Chinese officials said Tuesday that military leaders from both sides “agreed to take necessary measures to promote a cooling of the situation.”
Troops from both sides have been engaged in a standoff in the disputed Galwan Valley along the 2,200-mile border since May.
This is the second time this month that Chinese and Indian commanders have attempted to defuse the tense situation in the disputed Himalayan region, the Wall Street Journal reported.
India reported that 20 of its soldiers were killed during the melee, adding that about 40 Chinese troops also died in the clash. China has yet to confirm any casualties.
Analysts told the Journal that the latest talks were a positive sign to reduce the tension and mistrust caused by the recent violence.
Since their 1962 border war, Indian and Chinese troops have frequently engaged in skirmishes involving yelling, pushing and throwing punches. But deaths have been rare – the last fatalities occurred in 1975 when four Indian soldiers were killed by Chinese troops.
Bribery Gets You Everywhere
Kiribati’s incumbent President Taneti Maamau secured a second term earlier this week in a closely watched presidential run-off that could foster closer relations with China, Reuters reported.
Maamau campaigned on a pro-China platform and the results dashed any hopes that the central Pacific nation might reestablish diplomatic relations with Taiwan. Last year, Kiribati and the Solomon Islands were the latest nations to cut ties with Taiwan in favor of China.
China claims Taiwan as part of its territory and says it has no right to bilateral ties.
Despite the victory, opposition politicians believe the government will approach opposition lawmakers to form a majority in parliament. That’s because Maamau’s party failed to win the majority of seats in April’s parliamentary elections, the Guardian reported.
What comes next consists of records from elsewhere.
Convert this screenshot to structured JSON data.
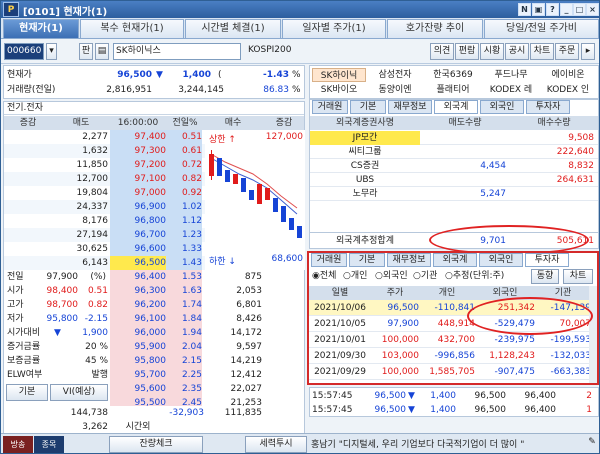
{
  "window": {
    "title": "[0101] 현재가(1)",
    "logo": "P",
    "buttons": [
      "N",
      "▣",
      "?",
      "_",
      "□",
      "×"
    ]
  },
  "tabs": [
    "현재가(1)",
    "복수 현재가(1)",
    "시간별 체결(1)",
    "일자별 주가(1)",
    "호가잔량 추이",
    "당일/전일 주가비"
  ],
  "search": {
    "code": "000660",
    "dropdown": "판",
    "name": "SK하이닉스",
    "market": "KOSPI200"
  },
  "quick_buttons": [
    "의견",
    "편람",
    "시황",
    "공시",
    "차트",
    "주문"
  ],
  "quote": {
    "price_label": "현재가",
    "price": "96,500",
    "arrow": "▼",
    "change": "1,400",
    "change_pct": "-1.43",
    "pct_unit": "%",
    "vol_label": "거래량(전일)",
    "volume": "2,816,951",
    "prev_volume": "3,244,145",
    "vol_ratio": "86.83",
    "sector": "전기.전자"
  },
  "stocks": [
    [
      "SK하이닉",
      "삼성전자",
      "한국6369",
      "푸드나무",
      "에이비온"
    ],
    [
      "SK바이오",
      "동양이엔",
      "플래티어",
      "KODEX 레",
      "KODEX 인"
    ]
  ],
  "orderbook": {
    "headers": [
      "증감",
      "매도",
      "16:00:00",
      "전일%",
      "매수",
      "증감"
    ],
    "asks": [
      [
        "",
        "2,277",
        "97,400",
        "0.51"
      ],
      [
        "",
        "1,632",
        "97,300",
        "0.61"
      ],
      [
        "",
        "11,850",
        "97,200",
        "0.72"
      ],
      [
        "",
        "12,700",
        "97,100",
        "0.82"
      ],
      [
        "",
        "19,804",
        "97,000",
        "0.92"
      ],
      [
        "",
        "24,337",
        "96,900",
        "1.02"
      ],
      [
        "",
        "8,176",
        "96,800",
        "1.12"
      ],
      [
        "",
        "27,194",
        "96,700",
        "1.23"
      ],
      [
        "",
        "30,625",
        "96,600",
        "1.33"
      ],
      [
        "",
        "6,143",
        "96,500",
        "1.43"
      ]
    ],
    "bids": [
      [
        "96,400",
        "1.53",
        "875"
      ],
      [
        "96,300",
        "1.63",
        "2,053"
      ],
      [
        "96,200",
        "1.74",
        "6,801"
      ],
      [
        "96,100",
        "1.84",
        "8,426"
      ],
      [
        "96,000",
        "1.94",
        "14,172"
      ],
      [
        "95,900",
        "2.04",
        "9,597"
      ],
      [
        "95,800",
        "2.15",
        "14,219"
      ],
      [
        "95,700",
        "2.25",
        "12,412"
      ],
      [
        "95,600",
        "2.35",
        "22,027"
      ],
      [
        "95,500",
        "2.45",
        "21,253"
      ]
    ],
    "ask_total": "144,738",
    "bid_total": "111,835",
    "net": "-32,903",
    "after": "3,262",
    "after_label": "시간외",
    "chart": {
      "high_label": "상한",
      "high": "127,000",
      "low_label": "하한",
      "low": "68,600"
    }
  },
  "info": {
    "prev_label": "전일",
    "prev": "97,900",
    "pct_label": "(%)",
    "rows": [
      [
        "시가",
        "98,400",
        "0.51"
      ],
      [
        "고가",
        "98,700",
        "0.82"
      ],
      [
        "저가",
        "95,800",
        "-2.15"
      ]
    ],
    "vi_label": "시가대비",
    "vi_value": "1,900",
    "margin": [
      [
        "증거금률",
        "20 %"
      ],
      [
        "보증금률",
        "45 %"
      ],
      [
        "ELW여부",
        "발행"
      ]
    ],
    "basic": "기본",
    "vi": "VI(예상)"
  },
  "foreign": {
    "tabs": [
      "거래원",
      "기본",
      "재무정보",
      "외국계",
      "외국인",
      "투자자"
    ],
    "headers": [
      "외국계증권사명",
      "매도수량",
      "매수수량"
    ],
    "rows": [
      [
        "JP모간",
        "",
        "9,508"
      ],
      [
        "씨티그룹",
        "",
        "222,640"
      ],
      [
        "CS증권",
        "4,454",
        "8,832"
      ],
      [
        "UBS",
        "",
        "264,631"
      ],
      [
        "노무라",
        "5,247",
        ""
      ]
    ],
    "total_label": "외국계추정합계",
    "total_sell": "9,701",
    "total_buy": "505,611"
  },
  "investor": {
    "tabs": [
      "거래원",
      "기본",
      "재무정보",
      "외국계",
      "외국인",
      "투자자"
    ],
    "filters": [
      "전체",
      "개인",
      "외국인",
      "기관",
      "추정(단위:주)"
    ],
    "btn1": "동향",
    "btn2": "차트",
    "headers": [
      "일별",
      "주가",
      "개인",
      "외국인",
      "기관"
    ],
    "rows": [
      [
        "2021/10/06",
        "96,500",
        "-110,841",
        "251,342",
        "-147,139"
      ],
      [
        "2021/10/05",
        "97,900",
        "448,914",
        "-529,479",
        "70,007"
      ],
      [
        "2021/10/01",
        "100,000",
        "432,700",
        "-239,975",
        "-199,593"
      ],
      [
        "2021/09/30",
        "103,000",
        "-996,856",
        "1,128,243",
        "-132,033"
      ],
      [
        "2021/09/29",
        "100,000",
        "1,585,705",
        "-907,475",
        "-663,383"
      ]
    ]
  },
  "ticks": [
    [
      "15:57:45",
      "96,500",
      "1,400",
      "96,500",
      "96,400",
      "2"
    ],
    [
      "15:57:45",
      "96,500",
      "1,400",
      "96,500",
      "96,400",
      "1"
    ]
  ],
  "status": {
    "left": "방송",
    "vod": "종목VOD",
    "mid": "잔량체크",
    "right": "세력투시",
    "news": "홍남기 \"디지털세, 우리 기업보다 다국적기업이 더 많이 \""
  }
}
Former President Anote Tong told Reuters that the next big challenge of the government is to also deliver on the promise of lavish Chinese investment.
Tools for Survival
Wherever they went, early humans were able to adapt to any harsh environment and incorporate tools for their survival.
In fact, archaeologists recently discovered that ancient Homo sapiens developed bows and arrows to survive in the tropical rainforests of modern-day Sri Lanka around 48,000 years ago, Forbes reported.
In their study, the authors uncovered more than 130 bone tools from the Fa-Hien Lena cave, many of which had sharpened points – such as arrowheads or dart tips.
The researchers believe that some of these pointy tools were used for ranged hunting, suggesting that this is the oldest evidence of ancient archery found outside of Africa.
The team also came across other bone fragments that were likely used for fishing or sewing, as well as beads and other ancient pieces of jewelry.
The primitive jewelry suggests that they were used for personal decoration and to symbolize social status.
The discovery of ancient tools outside of Africa could mean that early humans developed these technologies many times over and created specialized tools based on their unique environment.
“Personal ornaments, bows and arrows, and social networks… were all part of this toolkit that allowed our species to inhabit this unique diversity of environments – and colonize basically all of the world’s continents,” said co-author Patrick Roberts.